» **Task description**: Repeat the entries without change, omitting the pictures.

» **Provided entries**:
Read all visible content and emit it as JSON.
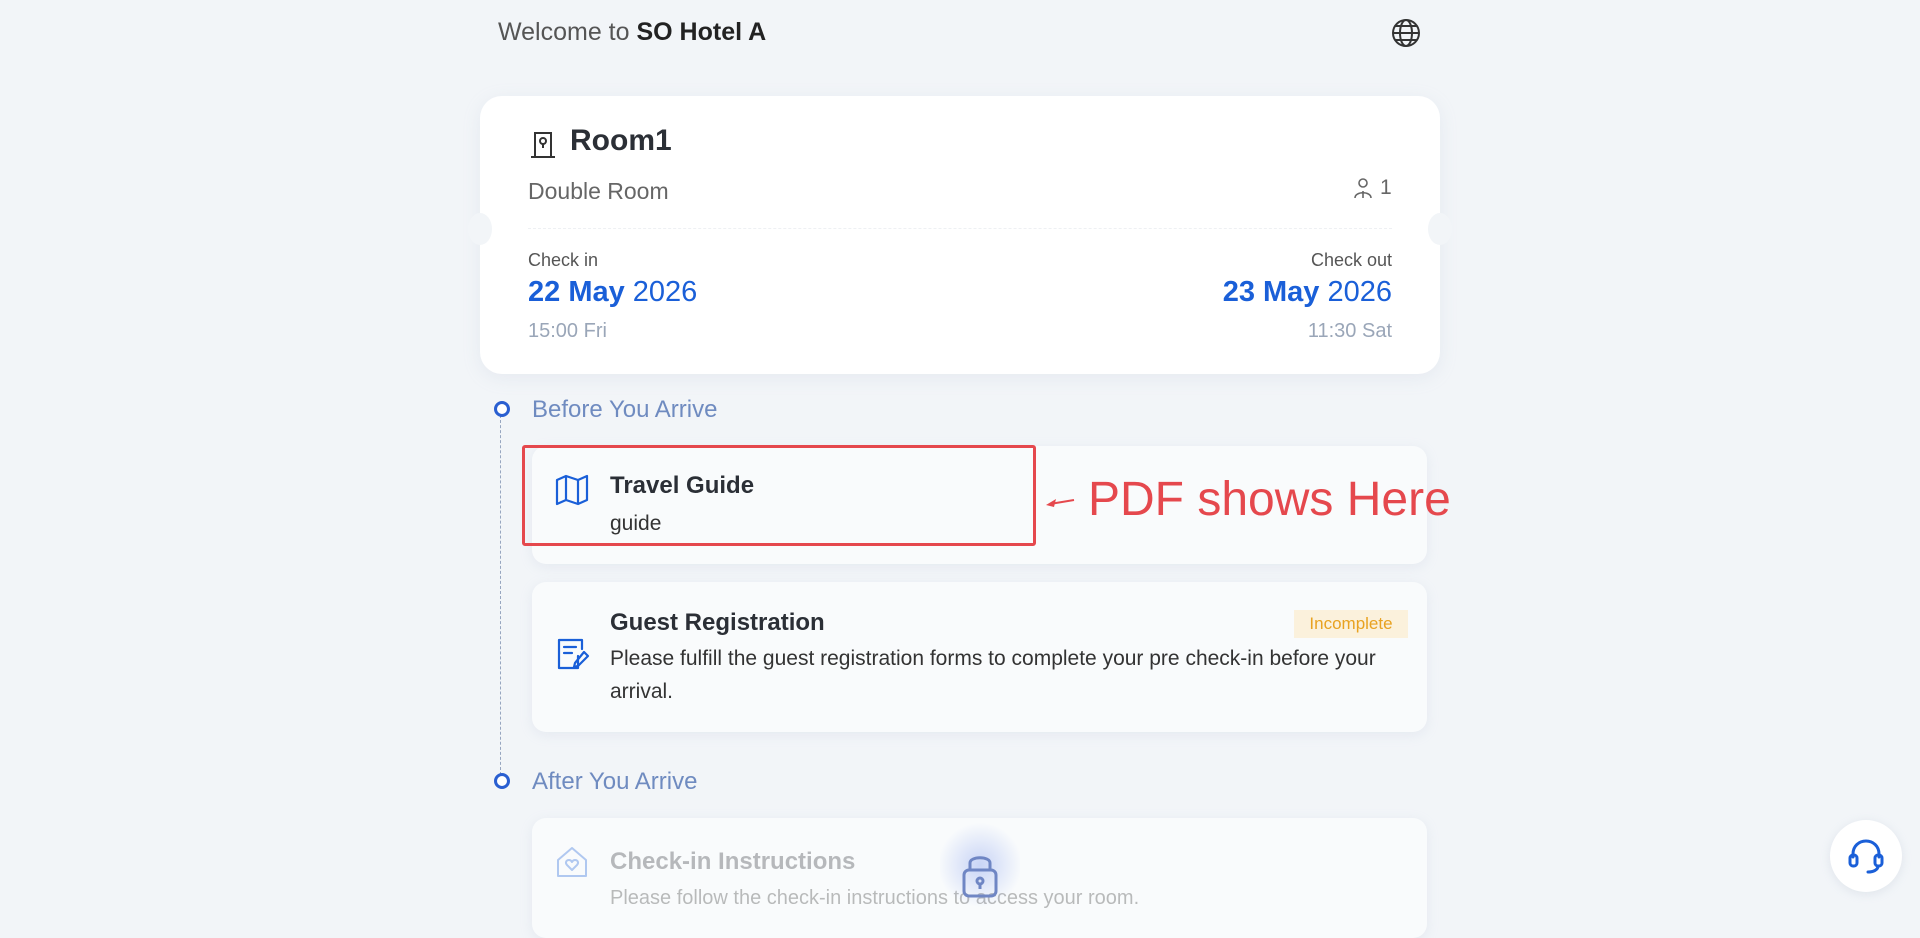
{
  "header": {
    "welcome_prefix": "Welcome to",
    "hotel_name": "SO Hotel A",
    "language_icon": "globe-icon"
  },
  "room": {
    "name": "Room1",
    "type": "Double Room",
    "guests": "1",
    "check_in": {
      "label": "Check in",
      "day_month": "22 May",
      "year": "2026",
      "time": "15:00 Fri"
    },
    "check_out": {
      "label": "Check out",
      "day_month": "23 May",
      "year": "2026",
      "time": "11:30 Sat"
    }
  },
  "sections": {
    "before": "Before You Arrive",
    "after": "After You Arrive"
  },
  "tasks": {
    "travel_guide": {
      "title": "Travel Guide",
      "desc": "guide",
      "icon": "map-icon"
    },
    "registration": {
      "title": "Guest Registration",
      "desc": "Please fulfill the guest registration forms to complete your pre check-in before your arrival.",
      "status": "Incomplete",
      "icon": "form-edit-icon"
    },
    "checkin_instructions": {
      "title": "Check-in Instructions",
      "desc": "Please follow the check-in instructions to access your room.",
      "icon": "house-heart-icon"
    }
  },
  "annotation": {
    "text": "PDF shows Here"
  },
  "colors": {
    "accent": "#1a5fd8",
    "annotation": "#e5484d",
    "badge_text": "#e8a221",
    "badge_bg": "#fbf1dc"
  }
}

» **Written answer**:
Read all visible content and emit it as JSON.
{
  "header": {
    "welcome_prefix": "Welcome to",
    "hotel_name": "SO Hotel A",
    "language_icon": "globe-icon"
  },
  "room": {
    "name": "Room1",
    "type": "Double Room",
    "guests": "1",
    "check_in": {
      "label": "Check in",
      "day_month": "22 May",
      "year": "2026",
      "time": "15:00 Fri"
    },
    "check_out": {
      "label": "Check out",
      "day_month": "23 May",
      "year": "2026",
      "time": "11:30 Sat"
    }
  },
  "sections": {
    "before": "Before You Arrive",
    "after": "After You Arrive"
  },
  "tasks": {
    "travel_guide": {
      "title": "Travel Guide",
      "desc": "guide",
      "icon": "map-icon"
    },
    "registration": {
      "title": "Guest Registration",
      "desc": "Please fulfill the guest registration forms to complete your pre check-in before your arrival.",
      "status": "Incomplete",
      "icon": "form-edit-icon"
    },
    "checkin_instructions": {
      "title": "Check-in Instructions",
      "desc": "Please follow the check-in instructions to access your room.",
      "icon": "house-heart-icon"
    }
  },
  "annotation": {
    "text": "PDF shows Here"
  },
  "colors": {
    "accent": "#1a5fd8",
    "annotation": "#e5484d",
    "badge_text": "#e8a221",
    "badge_bg": "#fbf1dc"
  }
}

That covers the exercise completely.